First is ensuring the script is done before you start looking for actors heavily. This will allow plenty of time to ensure that the actors will be able to review a completed script. Additionally, having the script completed will mean that each character is fully developed. This information for each character can go a long way towards helping you to cast the appropriate actor for each role, rather than just trying to make someone potentially fit a role that they might work out for.
If you can help it, try to schedule auditions over several days. This will allow several opportunities for the actors in your area to make it to you, plus allow you a lot of time to review as many people as possible. If you can, recording the auditions will be very helpful later as you are trying to review the options. Making notes during each audition is also helpful. Remember, you need someone who can embody each character, rather than just speak and read words back from a page. You need someone who can actually sell the character that you are considering them for.
When you move onto working on the schedule, you really need to ensure you leave plenty of time. A lot of feature films are ruined because schedules run over, directors rush through filming, an actor gets sick and misses a day or you have to completely replace someone. These are problems that plague each feature film to some degree and need to be taken into account when creating the schedule. If you have taken these problems into account, you will not be as stressed out when they come up. Should you find that your shoot goes perfectly with no problems you can congratulate yourself, cast and crew on an incredible job done and enjoy an afternoon at the beach or throwing a party.

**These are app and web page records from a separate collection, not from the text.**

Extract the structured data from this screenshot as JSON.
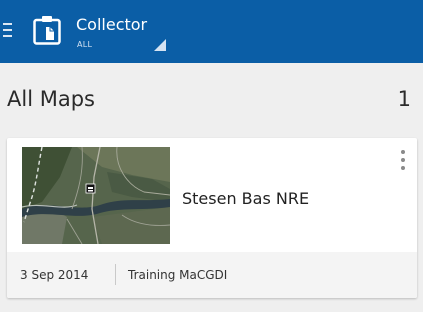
{
  "appbar": {
    "title": "Collector",
    "subtitle": "ALL",
    "background": "#0b5ea6"
  },
  "icons": {
    "menu": "hamburger-menu-icon",
    "app": "collector-app-icon",
    "dropdown": "dropdown-triangle-icon",
    "more": "more-vert-icon"
  },
  "section": {
    "title": "All Maps",
    "count": "1"
  },
  "maps": [
    {
      "title": "Stesen Bas NRE",
      "date": "3 Sep 2014",
      "group": "Training MaCGDI",
      "thumbnail": "satellite-imagery"
    }
  ]
}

A final step is always ensure that you devote ample time to editing. You need to cut scenes, adjust sound, fix lighting and a plethora of other issues. Most directors find that editing the movie itself can often be a bigger task than actually filming. Ensuring you have enough time devoted to this process is essential. If possible, a minimum of a month will be good to make room for problems. If you work a job aside from creating films, you might need additional time, if filmmaking is your only job you may be able to finish in less time. More important than the time necessary is the quality of the work. Your work on the editing will ultimately determine the overall feeling of the film.
Taking the time to edit the movie properly, set up the script appropriately and find a great cast will pay off as your film comes to life. Great filmmakers are aware of possible problems and learn how to work around them. As a filmmaker if you can master these skills you will find that you are not only a popular director, but you are also able to create movies that are truly respected by your peers.
By Hollywood Connections Center Staff
The Worldwide Network Of Artists & Entertainment Industry Professionals